This is a Ferrari so it's red. Well almost. The sides and lower portion of the top cowl are red. The top is painted white and this is where I had to look closer. Hasegawa was kind enough to mould a fine line where the red and white break so its easy to mask. You have to make a decision in front of the cockpit opening and around the engine air intakes. Decals are provided if you want to paint it white or red. I chose to paint it white but regretted that for reasons I'll explain in a bit. For paint, I used my favorite Tamiya spray cans of Italian red, pure white and flat black. The body parts required a little sanding before the paint as the surface had some marks in the plastic that would reflect through. I did not primer but instead shot a color coat sanded and repeat. For the final finish I rubbed the paint out with car wax after testing to make sure it did not take it off.
Next, the decals were applied in the normal way. You get decals for Lauda's or Clay's car. I found they worked well with cold water and no setting solution. As for the color issue I previously mentioned, the area around the engine air intakes in front of the driver have some complicated red on white patterns. I used a shade of red that did not match the red decals in these areas. This is really apparent over the white background I put them on. In retrospect I would have painted those areas red and used the decals provided to finish it off. There are a number of thin pin stripes that would drive you nuts if you put them on in one piece. I cut the larger ones into manageable sections. My only decal issue was the race number on cowling which allowed the backing color to show through. Perhaps another plain white decal to back it up would be in order. From there, the body panels are attached as well as the front and rear wings. These are chrome plated affairs which are a bit bright for my taste but I did not feel like removing the plating and refinishing them so that's what you see. The wheels push on over poly caps. Pay attention to the tread direction in the instruction sheet.
Wow, another really nice Ferrari F-1 model for my growing collection. Like the Fujimi kit I recently finished, a moderate level of modeling skill is needed to construct this kit. The fit of everything was right on and it looks like the pictures of the real thing down to the last detail. My favorite part of this build was learning about the drivers, history and comparing the leaps in technology from this car in 1976 to the 1980 and 2004 Ferraris I have on the shelf. I found a lot of video of Lauda's crash in Germany and the rainy start in Japan on youtube.

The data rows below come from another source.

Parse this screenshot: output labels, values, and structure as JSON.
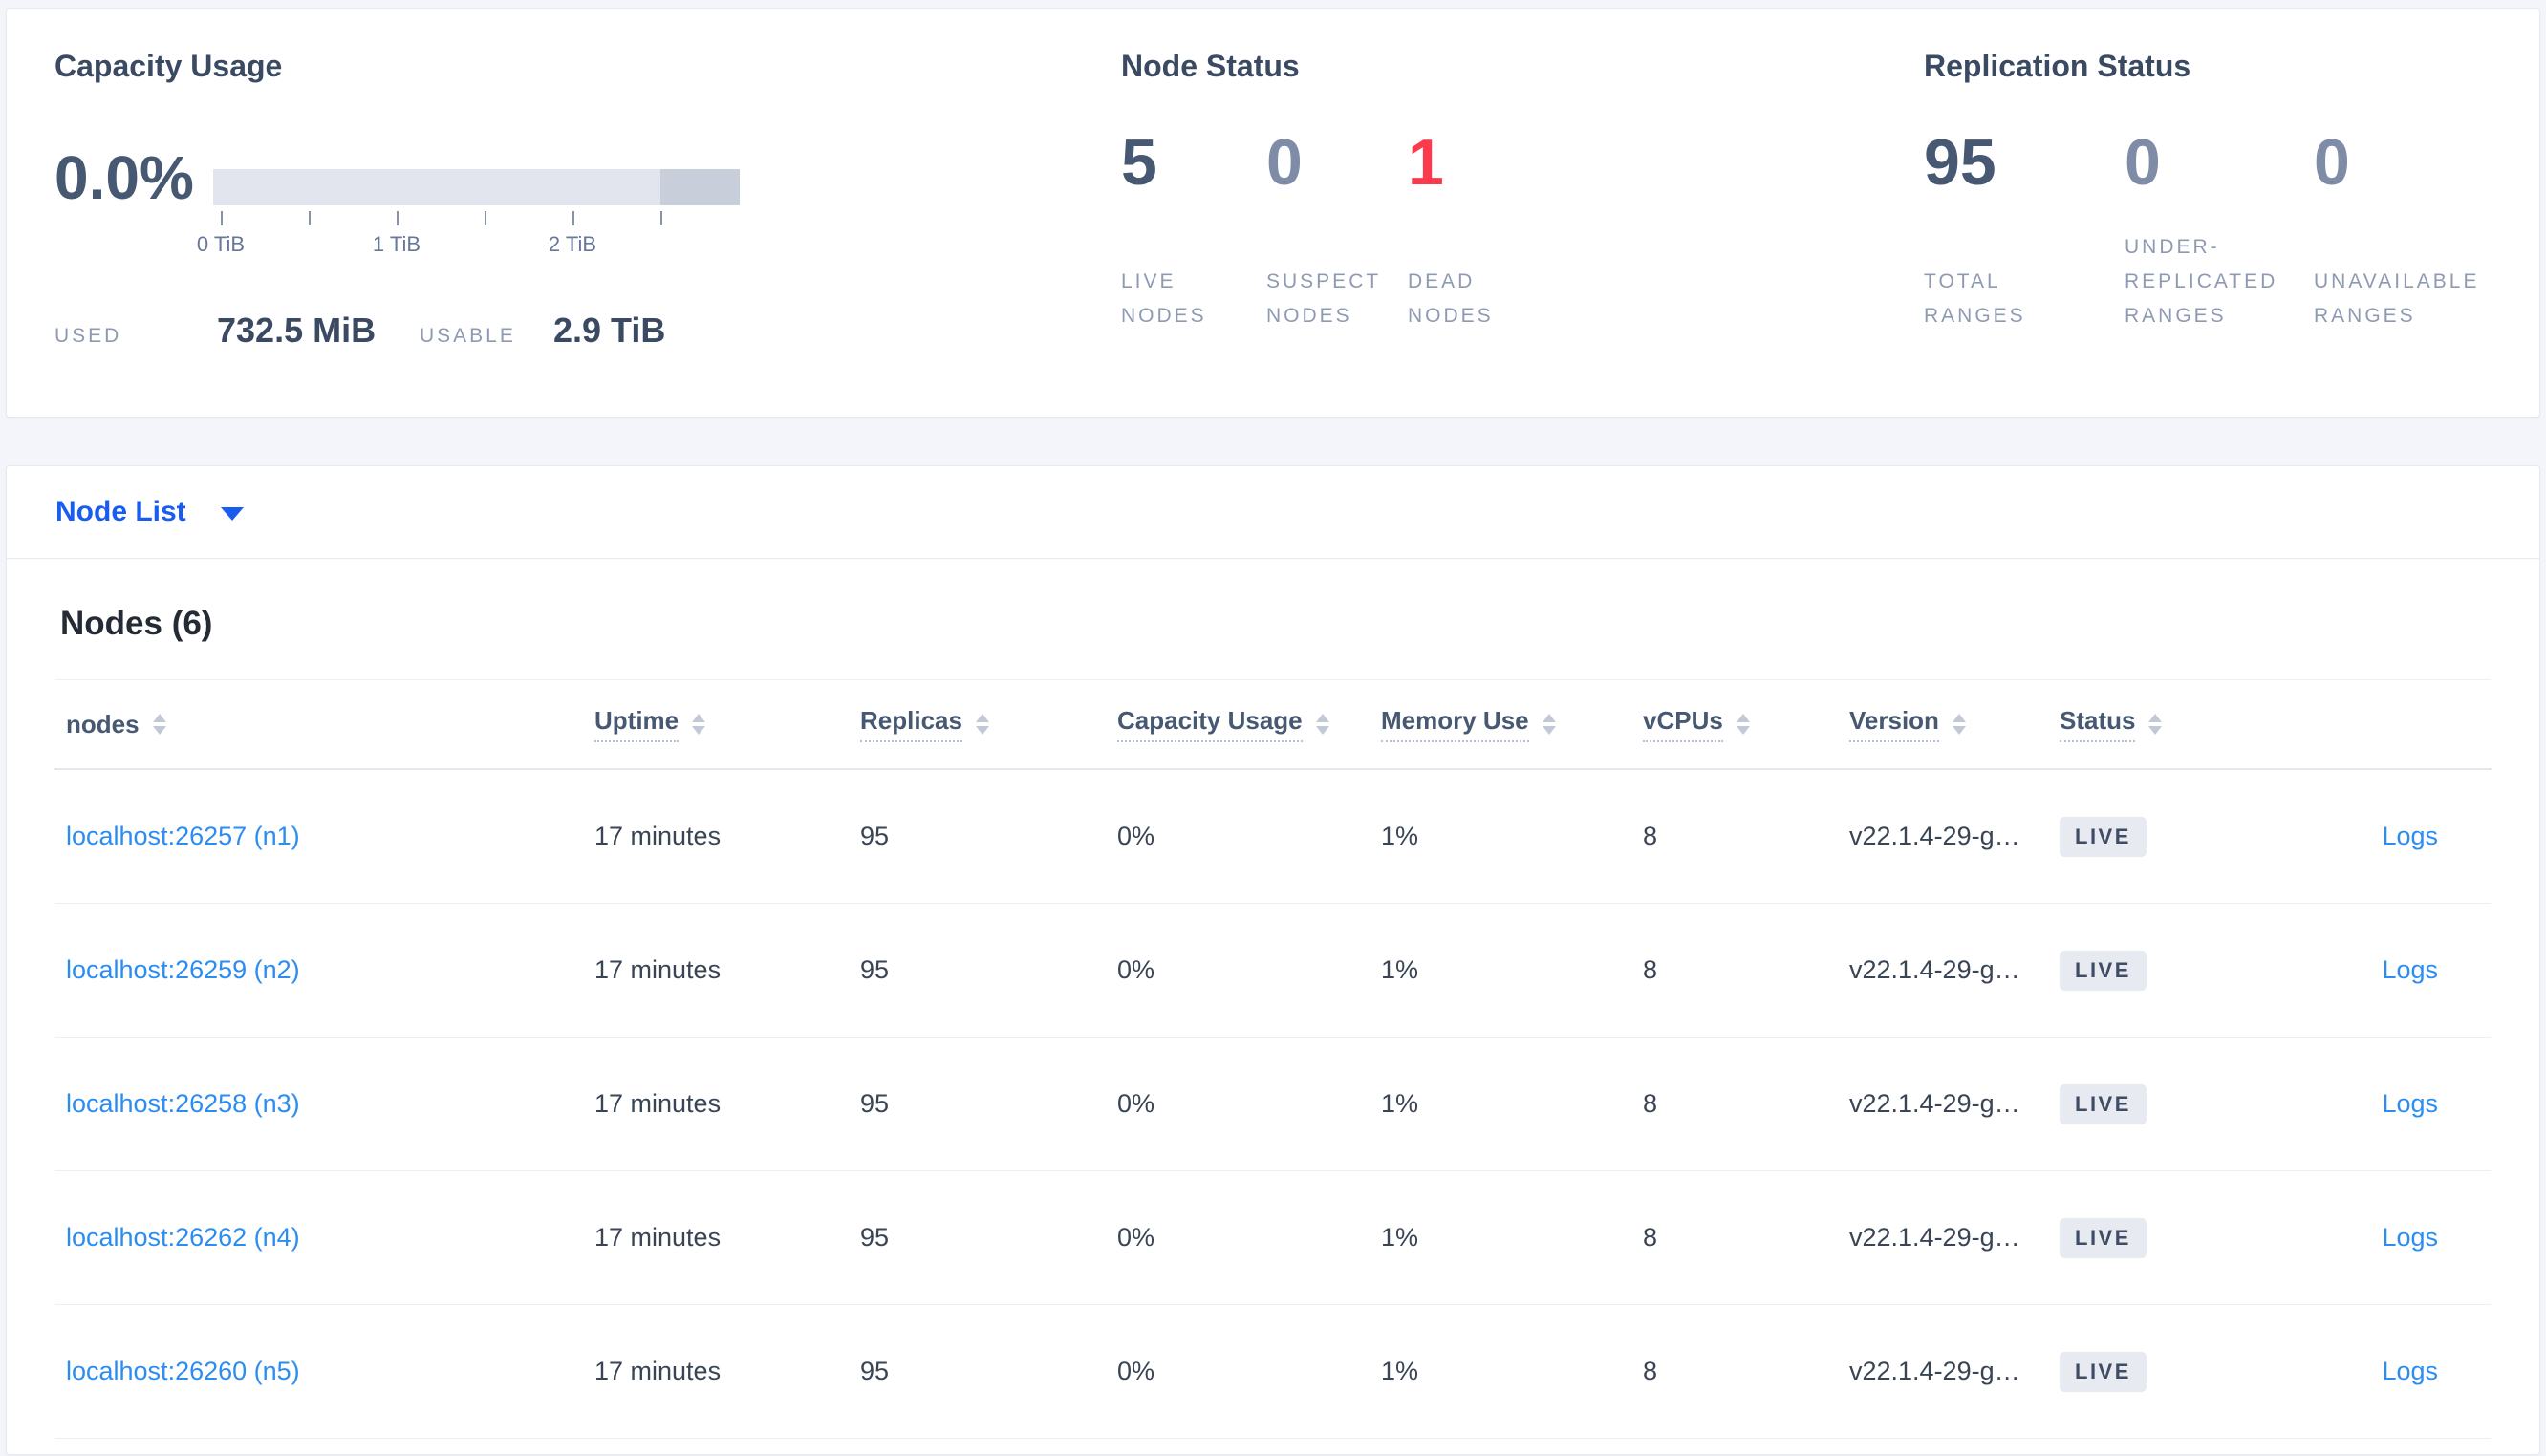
{
  "summary": {
    "capacity": {
      "title": "Capacity Usage",
      "percent": "0.0%",
      "axis_ticks": [
        "0 TiB",
        "1 TiB",
        "2 TiB"
      ],
      "used_label": "USED",
      "used_value": "732.5 MiB",
      "usable_label": "USABLE",
      "usable_value": "2.9 TiB"
    },
    "node_status": {
      "title": "Node Status",
      "stats": [
        {
          "value": "5",
          "label": "LIVE NODES",
          "tone": "dark"
        },
        {
          "value": "0",
          "label": "SUSPECT NODES",
          "tone": "muted"
        },
        {
          "value": "1",
          "label": "DEAD NODES",
          "tone": "danger"
        }
      ]
    },
    "replication_status": {
      "title": "Replication Status",
      "stats": [
        {
          "value": "95",
          "label": "TOTAL RANGES",
          "tone": "dark"
        },
        {
          "value": "0",
          "label": "UNDER-REPLICATED RANGES",
          "tone": "muted"
        },
        {
          "value": "0",
          "label": "UNAVAILABLE RANGES",
          "tone": "muted"
        }
      ]
    }
  },
  "node_list_dropdown": {
    "label": "Node List"
  },
  "nodes_table": {
    "title": "Nodes (6)",
    "columns": [
      {
        "label": "nodes",
        "underline": false
      },
      {
        "label": "Uptime",
        "underline": true
      },
      {
        "label": "Replicas",
        "underline": true
      },
      {
        "label": "Capacity Usage",
        "underline": true
      },
      {
        "label": "Memory Use",
        "underline": true
      },
      {
        "label": "vCPUs",
        "underline": true
      },
      {
        "label": "Version",
        "underline": true
      },
      {
        "label": "Status",
        "underline": true
      }
    ],
    "rows": [
      {
        "node": "localhost:26257 (n1)",
        "uptime": "17 minutes",
        "replicas": "95",
        "capacity_usage": "0%",
        "memory_use": "1%",
        "vcpus": "8",
        "version": "v22.1.4-29-g…",
        "status": "LIVE",
        "logs_label": "Logs"
      },
      {
        "node": "localhost:26259 (n2)",
        "uptime": "17 minutes",
        "replicas": "95",
        "capacity_usage": "0%",
        "memory_use": "1%",
        "vcpus": "8",
        "version": "v22.1.4-29-g…",
        "status": "LIVE",
        "logs_label": "Logs"
      },
      {
        "node": "localhost:26258 (n3)",
        "uptime": "17 minutes",
        "replicas": "95",
        "capacity_usage": "0%",
        "memory_use": "1%",
        "vcpus": "8",
        "version": "v22.1.4-29-g…",
        "status": "LIVE",
        "logs_label": "Logs"
      },
      {
        "node": "localhost:26262 (n4)",
        "uptime": "17 minutes",
        "replicas": "95",
        "capacity_usage": "0%",
        "memory_use": "1%",
        "vcpus": "8",
        "version": "v22.1.4-29-g…",
        "status": "LIVE",
        "logs_label": "Logs"
      },
      {
        "node": "localhost:26260 (n5)",
        "uptime": "17 minutes",
        "replicas": "95",
        "capacity_usage": "0%",
        "memory_use": "1%",
        "vcpus": "8",
        "version": "v22.1.4-29-g…",
        "status": "LIVE",
        "logs_label": "Logs"
      }
    ]
  },
  "colors": {
    "accent_blue": "#1a5cf0",
    "link_blue": "#2b8df0",
    "danger_red": "#fb3a4e",
    "dark_slate": "#475872",
    "muted_slate": "#7e8ca8",
    "badge_bg": "#e7eaf1",
    "bar_light": "#e2e5ee",
    "bar_dark": "#c9cedb",
    "page_bg": "#f4f5fa"
  }
}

Thanks to Dragon Models USA for supplying the kit and to IPMS for allowing me to build it for you.